Nissan sales suffer over scandal, but US tax reforms help

TOKYO (AP) — A perk from U.S. tax reforms is helping lift Nissan’s fiscal third quarter profit, although costs had to be earmarked and sales were dented by news of improper vehicle inspections at its plants in Japan.

Nissan Motor Co. reported a October-December profit of 301.6 billion yen ($2.7 billion), up dramatically from 131.7 billion yen a year earlier.

The tax reforms under President Donald Trump are a boost for Japanese automakers.

The company said quarterly sales fell 2 percent to 2.88 trillion yen ($26 billion).

Nissan acknowledged last year that unauthorized workers were routinely conducting inspections.

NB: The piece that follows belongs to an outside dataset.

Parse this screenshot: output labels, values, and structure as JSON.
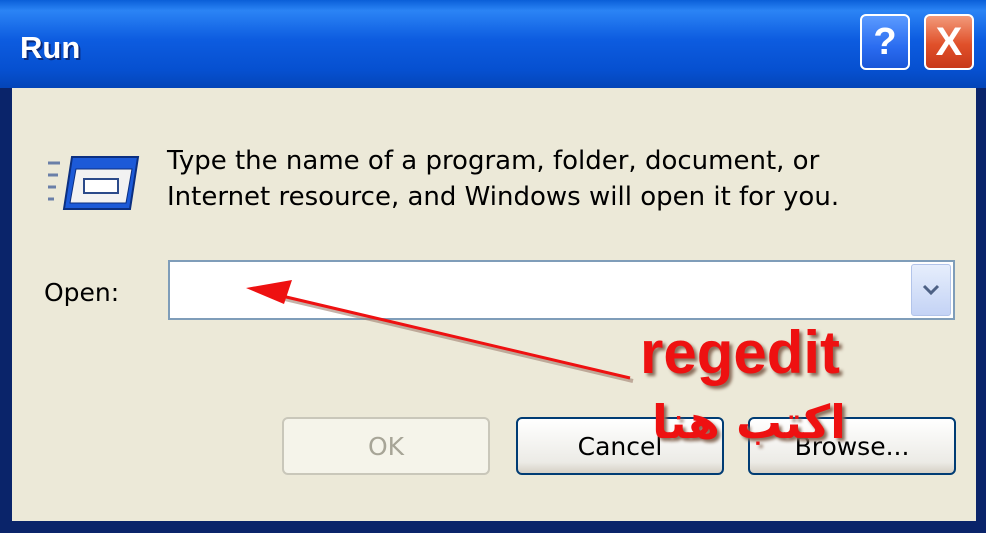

The faulty inspections affected only vehicles sold in Japan, not exports.

Nissan, allied with Renault SA of France and Mitsubishi Motors Corp. of Japan, recalled more than a million vehicles in Japan for further inspections.